• **Problem**
Search the entries for the word "main" and copy each line that has it.

Segment Start: Exercise data

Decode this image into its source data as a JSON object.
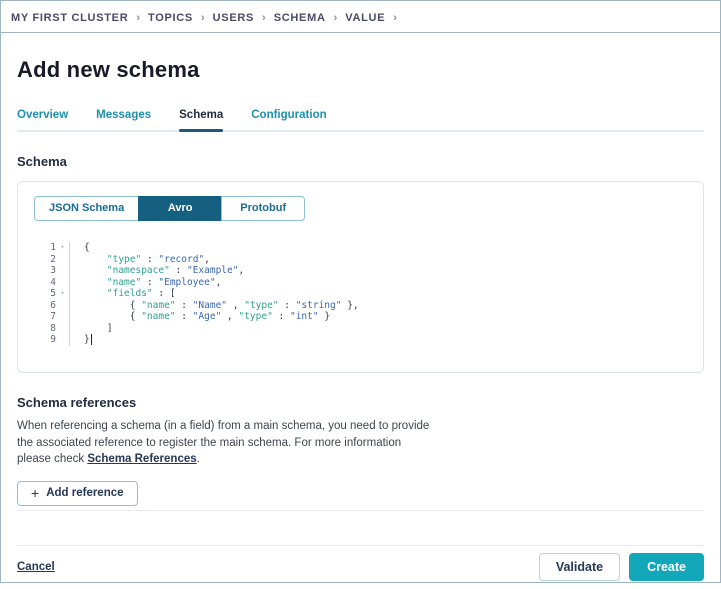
{
  "breadcrumb": {
    "separator": "›",
    "items": [
      "MY FIRST CLUSTER",
      "TOPICS",
      "USERS",
      "SCHEMA",
      "VALUE"
    ]
  },
  "page": {
    "title": "Add new schema"
  },
  "tabs": {
    "items": [
      {
        "label": "Overview",
        "active": false
      },
      {
        "label": "Messages",
        "active": false
      },
      {
        "label": "Schema",
        "active": true
      },
      {
        "label": "Configuration",
        "active": false
      }
    ]
  },
  "schema_section": {
    "heading": "Schema"
  },
  "schema_type_toggle": {
    "options": [
      {
        "label": "JSON Schema",
        "selected": false
      },
      {
        "label": "Avro",
        "selected": true
      },
      {
        "label": "Protobuf",
        "selected": false
      }
    ]
  },
  "editor": {
    "fold_icon": "▾",
    "lines": [
      {
        "num": "1",
        "fold": true,
        "tokens": [
          {
            "t": "{",
            "c": "punc"
          }
        ]
      },
      {
        "num": "2",
        "fold": false,
        "tokens": [
          {
            "t": "    ",
            "c": "punc"
          },
          {
            "t": "\"type\"",
            "c": "key"
          },
          {
            "t": " : ",
            "c": "punc"
          },
          {
            "t": "\"record\"",
            "c": "str"
          },
          {
            "t": ",",
            "c": "punc"
          }
        ]
      },
      {
        "num": "3",
        "fold": false,
        "tokens": [
          {
            "t": "    ",
            "c": "punc"
          },
          {
            "t": "\"namespace\"",
            "c": "key"
          },
          {
            "t": " : ",
            "c": "punc"
          },
          {
            "t": "\"Example\"",
            "c": "str"
          },
          {
            "t": ",",
            "c": "punc"
          }
        ]
      },
      {
        "num": "4",
        "fold": false,
        "tokens": [
          {
            "t": "    ",
            "c": "punc"
          },
          {
            "t": "\"name\"",
            "c": "key"
          },
          {
            "t": " : ",
            "c": "punc"
          },
          {
            "t": "\"Employee\"",
            "c": "str"
          },
          {
            "t": ",",
            "c": "punc"
          }
        ]
      },
      {
        "num": "5",
        "fold": true,
        "tokens": [
          {
            "t": "    ",
            "c": "punc"
          },
          {
            "t": "\"fields\"",
            "c": "key"
          },
          {
            "t": " : [",
            "c": "punc"
          }
        ]
      },
      {
        "num": "6",
        "fold": false,
        "tokens": [
          {
            "t": "        { ",
            "c": "punc"
          },
          {
            "t": "\"name\"",
            "c": "key"
          },
          {
            "t": " : ",
            "c": "punc"
          },
          {
            "t": "\"Name\"",
            "c": "str"
          },
          {
            "t": " , ",
            "c": "punc"
          },
          {
            "t": "\"type\"",
            "c": "key"
          },
          {
            "t": " : ",
            "c": "punc"
          },
          {
            "t": "\"string\"",
            "c": "str"
          },
          {
            "t": " },",
            "c": "punc"
          }
        ]
      },
      {
        "num": "7",
        "fold": false,
        "tokens": [
          {
            "t": "        { ",
            "c": "punc"
          },
          {
            "t": "\"name\"",
            "c": "key"
          },
          {
            "t": " : ",
            "c": "punc"
          },
          {
            "t": "\"Age\"",
            "c": "str"
          },
          {
            "t": " , ",
            "c": "punc"
          },
          {
            "t": "\"type\"",
            "c": "key"
          },
          {
            "t": " : ",
            "c": "punc"
          },
          {
            "t": "\"int\"",
            "c": "str"
          },
          {
            "t": " }",
            "c": "punc"
          }
        ]
      },
      {
        "num": "8",
        "fold": false,
        "tokens": [
          {
            "t": "    ]",
            "c": "punc"
          }
        ]
      },
      {
        "num": "9",
        "fold": false,
        "tokens": [
          {
            "t": "}",
            "c": "punc"
          },
          {
            "t": "",
            "c": "cursor"
          }
        ]
      }
    ]
  },
  "references": {
    "heading": "Schema references",
    "line1": "When referencing a schema (in a field) from a main schema, you need to provide",
    "line2": "the associated reference to register the main schema. For more information",
    "line3_prefix": "please check ",
    "link_label": "Schema References",
    "line3_suffix": ".",
    "add_button_label": "Add reference",
    "plus_icon": "+"
  },
  "footer": {
    "cancel_label": "Cancel",
    "validate_label": "Validate",
    "create_label": "Create"
  },
  "colors": {
    "window_border": "#9fb6c0",
    "breadcrumb_text": "#4a4a66",
    "tab_inactive": "#1d8fb0",
    "tab_active": "#232c42",
    "tab_active_underline": "#1b5a7c",
    "toggle_selected_bg": "#155f80",
    "toggle_text": "#1a6b96",
    "code_key": "#2f9e8f",
    "code_string": "#3a68b0",
    "link_navy": "#253858",
    "create_button_bg": "#13a8b9"
  }
}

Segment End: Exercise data

• **Written solution**
    "line1": "When referencing a schema (in a field) from a main schema, you need to provide",
    "line2": "the associated reference to register the main schema. For more information",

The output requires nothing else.